These leaders regarded themselves as “super-apostles” (2 Cor. 11.5,11) charged Paul with “behaving according to the flesh” (2 Cor. 10.2), claimed Paul was “weighty in his letters” but unimpressive in his physical appearance and speech (2 Cor. 10.10), and boasters. In response, Paul boasted of his weakness and gave a long catalog of humiliating, painful experiences from his apostolic career (2 Cor. 11.22-33).
How did Paul find strength in light of personal attacks and a church attracted to false leaders?

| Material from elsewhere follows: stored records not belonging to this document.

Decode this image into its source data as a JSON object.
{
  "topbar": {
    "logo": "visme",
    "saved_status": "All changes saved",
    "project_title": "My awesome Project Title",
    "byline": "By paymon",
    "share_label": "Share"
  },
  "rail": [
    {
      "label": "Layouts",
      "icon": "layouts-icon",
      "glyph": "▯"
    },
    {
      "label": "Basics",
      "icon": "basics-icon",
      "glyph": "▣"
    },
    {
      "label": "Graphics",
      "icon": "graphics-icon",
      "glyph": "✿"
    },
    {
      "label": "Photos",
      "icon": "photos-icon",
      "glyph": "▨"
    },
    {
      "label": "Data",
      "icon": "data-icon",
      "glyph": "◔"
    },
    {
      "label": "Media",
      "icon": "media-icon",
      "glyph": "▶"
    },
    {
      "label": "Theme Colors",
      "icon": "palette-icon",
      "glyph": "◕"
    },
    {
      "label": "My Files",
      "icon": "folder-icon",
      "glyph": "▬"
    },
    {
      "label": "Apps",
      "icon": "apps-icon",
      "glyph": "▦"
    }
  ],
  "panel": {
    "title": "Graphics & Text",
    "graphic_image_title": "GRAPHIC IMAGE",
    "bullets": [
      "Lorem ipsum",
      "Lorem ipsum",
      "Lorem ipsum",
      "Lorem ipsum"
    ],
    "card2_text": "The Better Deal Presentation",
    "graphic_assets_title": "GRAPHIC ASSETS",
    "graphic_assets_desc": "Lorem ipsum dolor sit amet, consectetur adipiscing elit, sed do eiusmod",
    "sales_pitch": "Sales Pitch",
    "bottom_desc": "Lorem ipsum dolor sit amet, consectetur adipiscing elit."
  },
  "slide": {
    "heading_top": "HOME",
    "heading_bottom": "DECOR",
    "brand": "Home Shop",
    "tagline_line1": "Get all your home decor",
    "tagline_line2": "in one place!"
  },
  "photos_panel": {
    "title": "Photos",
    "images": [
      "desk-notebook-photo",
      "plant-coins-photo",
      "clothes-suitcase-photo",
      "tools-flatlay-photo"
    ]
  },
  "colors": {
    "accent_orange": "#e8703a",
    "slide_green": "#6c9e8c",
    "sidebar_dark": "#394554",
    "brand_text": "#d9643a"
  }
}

First, Paul boasted in his weaknesses rather than his strengths (2 Cor. 12.1-10). “If boasting is necessary, I will boast about my weaknesses” (2 Cor. 11.30). Evidently, Paul’s opponents must have boasted of visionary experiences. In response, Paul described a vision he received probably during the time he returned to his home province of Cilicia before he engaged in his first mission trip as suggested by the time reference “fourteen years ago.” Since Paul would only boast of his weaknesses, he described his personal experience regarding “I know a man.” Paul was snatched up either bodily or through a vision into the “third heaven” or “paradise (2 Cor.12.2-3). Both “third heaven” and “paradise” describe the abode of God.
As a result of his vision or transportation to heaven, God gave Paul a “thorn in the flesh” to keep Paul humble. We do not know the exact nature of this “thorn,” although the description seems so point to a physical ailment. Two verses in Galatians seem to imply that Paul suffered from an eye ailment (Gal. 4.14; 6.11). Satan attempted to use Paul’s ailment for negative purposes; Paul understood his “thorn” as serving the positive purpose of humbling him. Paul prayed three times (reminiscent of Jesus’ prayer in the garden) for the removal of the thorn. God did not remove the thorn; God gave Paul grace to endure the thorn.
Second, Paul warned that he had the strength of Christ to discipline the trouble-makers (2 Cor. 13.1-4). In 2 Corinthians 12.20-21, Paul highlighted two types of sins that tarnished the reputation of the church and the reputation of Jesus, namely, relational sins (2 Cor. 12.20) and sensual sins (2 Cor. 12.21). Paul cited the principle from Deuteronomy 19.15 of the necessity of two or three witnesses to an accusation to rule out of the legal preceding any personal grudges. It appears that the three witnesses comprise Paul’s personal observations on three trips to Corinth. Paul warned the Corinthians not to think that Paul was too weak to deal with the situation. Paul is united with Christ (“in him”) in the weakness of Christ, but the apostle lives in the strength of the resurrection. Paul, therefore, will deal with the Corinthians in the strength Christ provided.
Third, Paul challenged the Corinthians to examine their relationship with the Lord (2 Cor. 13.5-8). Paul commanded the Corinthians to examine and test themselves. The verbs describe continual process; that is, continually examine and continually test. “Test” means to seek the determine the validity of something. Is this real? Paul did not provide a spiritual test or checklist for the Corinthians. Throughout his letters to the Corinthians, he uplifted the importance of right doctrine, right behavior, and right relationships within the church. Right doctrine, right behavior, and right relationships, therefore, comprise the core means by which the Corinthians may examine and test themselves. Paul wants his readers to pass the examination and test (2 Cor. 13.8). Paul reminded his readers that he prayed for their “full maturity” (2 Cor. 13.9).